Haring Center

March 17, 2020

Virtual Parent Coaching Increases Access to Applied Behavior Analysis Services

“Imagine you’re a parent, and you receive a diagnosis that your child has an intellectual or developmental disability,” says Haring Center researcher and Behavior Analyst Katy Bateman (PhD ‘17). “But, due to a variety of factors, you are unable to access services and support.”

Applied Behavior Analysis (ABA) therapy, a component of early intervention for autism, aims to improve quality of life by focusing on changing human behavior in socially significant ways. With an autism diagnosis, families can access ABA services, but the number of providers in Washington falls far short of the actual need. Ultimately, families find themselves without services despite hearing the importance of these services early in their child’s development.

This need intensifies for children with other intellectual and developmental disabilities. Without an autism diagnosis, insurance providers are not mandated to cover ABA services. “We know from research that the strategies used in ABA are effective for a wide range of children diagnosed with different disabilities and disorders,” explains Bateman. “Families in Washington are currently unable to access meaningful services that will increase quality of life, and that is a huge issue. These families deserve better.”

According to Bateman, the earlier a child begins ABA therapy, the more substantial effects they experience. Through a new research grant, she is seeking to increase access to these services across Washington state.

Starting in May 2020, Bateman will lead a project funded by the Arc of Washington Trust Fund that uses an innovative online service delivery model to provide ABA coaching to parents of children with intellectual and developmental disabilities.

“There are so many barriers to accessing early intervention for children with disabilities,” says Bateman. “Service provider waitlists, transportation, childcare — the list goes on. Parents often serve as the case manager for their child, navigating a world of individual service providers. Our system is complicated, and families should not have to jump through so many hoops to access these beneficial services.”

“It is hard for me to think that we have effective interventions for children with intellectual and developmental disabilities, but not all families who would benefit can access them,” she continues. “So, I decided to find a way to provide these services online.”
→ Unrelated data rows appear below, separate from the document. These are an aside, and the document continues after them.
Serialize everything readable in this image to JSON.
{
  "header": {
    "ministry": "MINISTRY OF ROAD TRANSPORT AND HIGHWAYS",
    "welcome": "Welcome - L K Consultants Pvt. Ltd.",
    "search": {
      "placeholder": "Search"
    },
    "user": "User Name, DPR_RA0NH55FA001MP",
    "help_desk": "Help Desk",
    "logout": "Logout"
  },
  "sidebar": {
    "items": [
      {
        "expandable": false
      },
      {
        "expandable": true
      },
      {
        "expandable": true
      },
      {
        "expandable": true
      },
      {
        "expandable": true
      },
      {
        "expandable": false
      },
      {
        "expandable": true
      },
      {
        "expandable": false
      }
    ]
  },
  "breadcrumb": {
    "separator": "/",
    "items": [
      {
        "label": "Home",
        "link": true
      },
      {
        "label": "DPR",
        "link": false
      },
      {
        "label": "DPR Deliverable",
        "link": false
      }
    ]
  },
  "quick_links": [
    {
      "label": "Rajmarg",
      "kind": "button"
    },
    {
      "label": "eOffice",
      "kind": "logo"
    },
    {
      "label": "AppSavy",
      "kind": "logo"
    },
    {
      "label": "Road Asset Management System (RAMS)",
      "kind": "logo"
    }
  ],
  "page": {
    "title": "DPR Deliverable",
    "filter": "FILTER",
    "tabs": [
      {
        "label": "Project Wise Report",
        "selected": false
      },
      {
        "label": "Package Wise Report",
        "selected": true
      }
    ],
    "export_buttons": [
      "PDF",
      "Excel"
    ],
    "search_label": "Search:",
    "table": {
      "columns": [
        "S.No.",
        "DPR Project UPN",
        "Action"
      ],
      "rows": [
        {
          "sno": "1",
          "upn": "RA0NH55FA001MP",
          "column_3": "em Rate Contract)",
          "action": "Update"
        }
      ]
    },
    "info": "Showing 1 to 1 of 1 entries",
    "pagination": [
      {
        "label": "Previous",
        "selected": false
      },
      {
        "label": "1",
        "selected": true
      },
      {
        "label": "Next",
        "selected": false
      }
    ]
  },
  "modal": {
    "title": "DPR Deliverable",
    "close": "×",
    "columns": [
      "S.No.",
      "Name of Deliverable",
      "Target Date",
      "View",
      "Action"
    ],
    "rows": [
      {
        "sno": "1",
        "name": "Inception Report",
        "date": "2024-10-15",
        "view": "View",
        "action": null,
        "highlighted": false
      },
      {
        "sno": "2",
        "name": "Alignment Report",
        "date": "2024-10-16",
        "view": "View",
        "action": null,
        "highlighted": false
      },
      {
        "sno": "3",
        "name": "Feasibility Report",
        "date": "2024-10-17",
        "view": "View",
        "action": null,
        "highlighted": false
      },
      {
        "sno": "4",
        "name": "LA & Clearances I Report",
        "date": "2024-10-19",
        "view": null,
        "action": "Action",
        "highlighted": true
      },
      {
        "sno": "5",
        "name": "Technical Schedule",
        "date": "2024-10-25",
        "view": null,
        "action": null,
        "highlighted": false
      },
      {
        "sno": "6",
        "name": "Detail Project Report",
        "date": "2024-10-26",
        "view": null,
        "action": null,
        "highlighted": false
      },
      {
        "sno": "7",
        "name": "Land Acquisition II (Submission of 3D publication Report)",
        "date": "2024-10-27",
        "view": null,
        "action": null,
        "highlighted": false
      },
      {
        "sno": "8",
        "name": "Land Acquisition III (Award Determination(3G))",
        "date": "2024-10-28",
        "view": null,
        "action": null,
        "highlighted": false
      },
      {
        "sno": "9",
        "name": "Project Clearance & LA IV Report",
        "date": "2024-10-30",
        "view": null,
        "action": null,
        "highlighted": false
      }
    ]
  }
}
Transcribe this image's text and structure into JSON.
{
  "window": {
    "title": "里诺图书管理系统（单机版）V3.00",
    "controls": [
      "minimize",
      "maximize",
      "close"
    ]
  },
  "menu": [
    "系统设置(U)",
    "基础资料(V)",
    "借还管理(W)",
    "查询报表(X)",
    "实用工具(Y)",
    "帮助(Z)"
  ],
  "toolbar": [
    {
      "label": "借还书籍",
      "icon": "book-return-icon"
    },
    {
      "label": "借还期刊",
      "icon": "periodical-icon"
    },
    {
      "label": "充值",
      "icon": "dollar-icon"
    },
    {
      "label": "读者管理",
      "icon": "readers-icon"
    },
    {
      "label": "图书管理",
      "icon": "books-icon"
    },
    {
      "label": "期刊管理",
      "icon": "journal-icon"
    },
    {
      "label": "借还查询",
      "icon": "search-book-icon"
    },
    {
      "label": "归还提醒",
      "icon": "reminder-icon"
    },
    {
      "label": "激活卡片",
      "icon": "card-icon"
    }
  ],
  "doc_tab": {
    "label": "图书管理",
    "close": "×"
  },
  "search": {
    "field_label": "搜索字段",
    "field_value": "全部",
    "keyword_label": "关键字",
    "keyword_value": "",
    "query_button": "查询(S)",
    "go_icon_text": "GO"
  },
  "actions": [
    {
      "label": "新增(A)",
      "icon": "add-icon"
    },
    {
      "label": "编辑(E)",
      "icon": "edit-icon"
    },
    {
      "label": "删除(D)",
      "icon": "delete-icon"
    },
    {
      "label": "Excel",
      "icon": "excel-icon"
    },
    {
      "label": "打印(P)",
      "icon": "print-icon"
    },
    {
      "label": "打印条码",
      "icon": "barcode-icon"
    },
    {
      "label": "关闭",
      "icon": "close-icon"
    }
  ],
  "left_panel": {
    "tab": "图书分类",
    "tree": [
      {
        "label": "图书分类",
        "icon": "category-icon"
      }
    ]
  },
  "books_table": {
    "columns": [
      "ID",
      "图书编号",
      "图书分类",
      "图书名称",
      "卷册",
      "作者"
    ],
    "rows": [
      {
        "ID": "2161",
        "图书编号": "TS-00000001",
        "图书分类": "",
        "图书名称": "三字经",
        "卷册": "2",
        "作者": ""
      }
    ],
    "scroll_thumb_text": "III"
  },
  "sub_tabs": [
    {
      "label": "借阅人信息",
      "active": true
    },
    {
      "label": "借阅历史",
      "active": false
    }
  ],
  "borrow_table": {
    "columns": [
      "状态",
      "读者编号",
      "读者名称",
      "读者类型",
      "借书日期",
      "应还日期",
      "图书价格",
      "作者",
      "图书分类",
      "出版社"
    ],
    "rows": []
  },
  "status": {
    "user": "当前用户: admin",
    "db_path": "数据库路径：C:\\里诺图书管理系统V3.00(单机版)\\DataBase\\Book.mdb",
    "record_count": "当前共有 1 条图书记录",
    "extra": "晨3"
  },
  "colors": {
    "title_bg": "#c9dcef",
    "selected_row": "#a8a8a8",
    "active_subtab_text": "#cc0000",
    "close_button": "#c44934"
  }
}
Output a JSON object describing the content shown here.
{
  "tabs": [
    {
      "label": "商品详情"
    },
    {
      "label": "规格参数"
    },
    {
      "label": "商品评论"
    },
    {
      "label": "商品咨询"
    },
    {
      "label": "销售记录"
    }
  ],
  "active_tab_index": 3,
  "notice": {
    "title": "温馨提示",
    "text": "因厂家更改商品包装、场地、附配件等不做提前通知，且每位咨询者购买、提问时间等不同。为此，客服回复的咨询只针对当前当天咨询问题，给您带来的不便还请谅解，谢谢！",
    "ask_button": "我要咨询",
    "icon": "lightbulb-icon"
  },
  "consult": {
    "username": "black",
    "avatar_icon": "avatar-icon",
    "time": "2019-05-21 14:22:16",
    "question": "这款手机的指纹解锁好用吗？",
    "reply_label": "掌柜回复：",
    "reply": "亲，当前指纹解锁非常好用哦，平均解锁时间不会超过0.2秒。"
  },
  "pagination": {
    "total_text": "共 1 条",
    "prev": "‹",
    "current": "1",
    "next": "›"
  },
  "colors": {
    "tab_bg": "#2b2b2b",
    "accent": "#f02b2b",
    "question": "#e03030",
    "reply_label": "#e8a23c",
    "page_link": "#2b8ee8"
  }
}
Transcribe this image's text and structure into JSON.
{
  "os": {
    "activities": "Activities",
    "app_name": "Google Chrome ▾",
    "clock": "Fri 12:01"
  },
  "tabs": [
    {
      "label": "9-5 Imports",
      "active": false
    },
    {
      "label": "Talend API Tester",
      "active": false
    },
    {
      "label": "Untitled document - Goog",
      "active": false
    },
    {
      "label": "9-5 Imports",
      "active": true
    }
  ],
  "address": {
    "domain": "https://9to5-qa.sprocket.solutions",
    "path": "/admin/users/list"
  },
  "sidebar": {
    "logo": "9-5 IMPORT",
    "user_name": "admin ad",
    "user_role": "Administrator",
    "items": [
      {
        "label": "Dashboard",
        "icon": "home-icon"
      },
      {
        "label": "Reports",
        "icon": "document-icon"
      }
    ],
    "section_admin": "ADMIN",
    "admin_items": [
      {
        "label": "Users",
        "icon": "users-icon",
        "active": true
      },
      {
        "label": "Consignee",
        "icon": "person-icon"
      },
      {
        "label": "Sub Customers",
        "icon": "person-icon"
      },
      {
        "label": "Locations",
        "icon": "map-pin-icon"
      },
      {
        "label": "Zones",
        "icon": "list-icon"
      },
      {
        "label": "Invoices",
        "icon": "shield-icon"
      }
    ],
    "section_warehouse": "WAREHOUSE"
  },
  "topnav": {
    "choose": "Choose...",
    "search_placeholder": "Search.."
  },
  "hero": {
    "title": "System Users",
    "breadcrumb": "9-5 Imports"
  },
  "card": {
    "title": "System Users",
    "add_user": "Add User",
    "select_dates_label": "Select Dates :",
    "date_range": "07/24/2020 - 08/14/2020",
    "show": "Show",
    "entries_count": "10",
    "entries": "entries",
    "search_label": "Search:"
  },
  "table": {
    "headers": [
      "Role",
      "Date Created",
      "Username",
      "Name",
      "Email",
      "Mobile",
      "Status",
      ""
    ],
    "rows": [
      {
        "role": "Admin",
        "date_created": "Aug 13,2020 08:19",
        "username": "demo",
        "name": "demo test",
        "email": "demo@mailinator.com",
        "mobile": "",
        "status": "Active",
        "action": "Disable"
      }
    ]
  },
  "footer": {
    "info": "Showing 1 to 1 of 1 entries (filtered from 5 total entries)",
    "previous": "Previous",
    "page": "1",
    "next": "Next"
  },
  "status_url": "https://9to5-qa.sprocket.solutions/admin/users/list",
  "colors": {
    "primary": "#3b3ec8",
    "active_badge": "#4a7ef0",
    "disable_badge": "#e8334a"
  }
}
Project ECHO (Extension of Community Healthcare Outcomes) is a case-based online service delivery model that builds expertise among participants. For this project, an expert panel will join parents of children with disabilities across 16 weeks to engage in collaborative problem solving and instruction on ABA principles.

“Project ECHO is based on the idea of ensuring the right knowledge is in the right place at the right time,” says Bateman. The model’s founder describes it as a “force multiplier,” as the problem solving and expertise applied to each case presented during an ECHO videoconference can apply to many other cases.

Initially launched in the medical field to increase patient access to healthcare, Project ECHO began connecting expert specialists with primary care clinicians. The model has since expanded: “Today ECHO models are successfully running across the world to serve populations affected by a disability or disorder,” says Bateman.

A defining feature of Project ECHO is the expert panel’s interdisciplinary nature. This project’s panel will consist of Bateman, Haring Center Director Ilene Schwartz and Haring Center Fellow Elizabeth Kelly as behavior analysts, a special education teacher and a parent of a child with Down syndrome.

“Project ECHO is case-based, so parents will present real-life situations they have found challenging at home, and the parents and panel will work together to provide interdisciplinary recommendations and suggestions,” says Bateman. “This design creates learning loops as we problem solve together.”

The intervention will begin in May, and the panel will spend 16 weeks working with the parents around principles of ABA. “We focus on parents, because they are the daily implementers,” explains Bateman. “Parents are key stakeholders in the success of the intervention.”

“Parents will learn basic principles of ABA so they can understand why behavior occurs, strategies to prevent challenging behaviors and how to respond to these behaviors when they do occur,” says Bateman.

Bateman says the desired project outcomes for parents include increased knowledge and implementation of ABA strategies, decreased challenging behaviors at home, and increased parenting confidence and competence.

The community aspect of the Project ECHO model is also central for Bateman.

“The goal of this project is to increase quality of life for families with children with disabilities, and part of that is providing parents with a community of support,” she says. “Through this intervention we are creating a community for parents of children with intellectual and developmental disabilities to know they are not alone.”

Parents of children with disabilities often experience high stress levels, and this project seeks to change that. “These parents are up against many of the same barriers,” says Bateman. “We want to foster relationships so after the 16 weeks, parents will be part of a social network of others and can navigate the future together.”

Bateman explains that families unable to access early intervention often report feelings of isolation. “I was asked recently why I want to carry out this project,” she says. “The answer is that I want families to know it is going to be OK, and that they have a group of people to support them.”